ATLANTA - Georgia lawmakers want the federal agency that manages the state's system of manmade lakes to explore the potential of a faster, cheaper solution to the state's water supply needs.
The House unanimously passed a resolution Friday that urges the U.S. Army Corps of Engineers and Congress to examine the costs and effects of raising the levels of the lakes at full pool, an idea that began with the Lake Lanier Association.
The group of lakefront property owners has sent the Army Corps a letter asking it to look into raising the lake's level from 1,071 feet above sea level to 1,073 feet as an alternative to building expensive reservoirs.
"This minor raising would add an additional quantity of water supply equal in size to building another Lake Seminole,'' said Rep. John Heard, R-Lawrenceville, the resolution's sponsor.
Heard introduced the resolution as specific to Lake Lanier, but the House Natural Resources and Environment Committee broadened it to seek a study of raising levels of all of the lakes managed by the Corps, including lakes Hartwell and Russell on the Savannah River and West Point Lake and Lake Seminole along the lower Chattahoochee River.
"Water quantity is a major issue,'' Heard told his House colleagues. "Raising the levels of the pools would take care of a lot of our needs.''
House members approved the resolution 153-0 without debate and sent it to the Senate.
A similar resolution also is pending in the upper chamber.
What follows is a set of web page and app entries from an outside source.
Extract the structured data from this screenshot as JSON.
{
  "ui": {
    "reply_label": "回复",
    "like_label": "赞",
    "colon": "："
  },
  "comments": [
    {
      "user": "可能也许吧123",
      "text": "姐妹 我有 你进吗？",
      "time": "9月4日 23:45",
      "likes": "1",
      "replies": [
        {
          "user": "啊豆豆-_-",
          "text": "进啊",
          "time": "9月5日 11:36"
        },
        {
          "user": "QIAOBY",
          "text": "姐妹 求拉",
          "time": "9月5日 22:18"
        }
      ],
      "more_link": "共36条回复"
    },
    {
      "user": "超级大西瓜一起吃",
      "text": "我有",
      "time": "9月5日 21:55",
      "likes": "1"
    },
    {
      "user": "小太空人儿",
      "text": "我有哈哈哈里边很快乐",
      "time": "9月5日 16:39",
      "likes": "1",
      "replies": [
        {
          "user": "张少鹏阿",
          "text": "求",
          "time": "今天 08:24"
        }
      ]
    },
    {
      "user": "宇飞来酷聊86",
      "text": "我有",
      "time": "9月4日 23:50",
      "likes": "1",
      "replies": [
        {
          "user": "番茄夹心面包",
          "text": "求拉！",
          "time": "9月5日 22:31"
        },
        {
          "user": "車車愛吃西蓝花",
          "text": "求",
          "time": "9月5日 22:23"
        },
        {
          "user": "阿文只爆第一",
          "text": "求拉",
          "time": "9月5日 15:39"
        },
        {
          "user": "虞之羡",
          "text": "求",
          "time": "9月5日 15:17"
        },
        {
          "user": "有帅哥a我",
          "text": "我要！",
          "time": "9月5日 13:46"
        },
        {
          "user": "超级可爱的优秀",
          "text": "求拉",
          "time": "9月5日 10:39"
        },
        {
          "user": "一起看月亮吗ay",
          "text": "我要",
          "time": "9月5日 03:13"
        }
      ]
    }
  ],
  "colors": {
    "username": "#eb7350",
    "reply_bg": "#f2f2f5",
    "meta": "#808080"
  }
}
However, the Senate measure - sponsored by freshman Sen. Lee Hawkins, R-Gainesville, would only apply to Lake Lanier.
It cleared the Senate Natural Resources and Environment Committee on Thursday.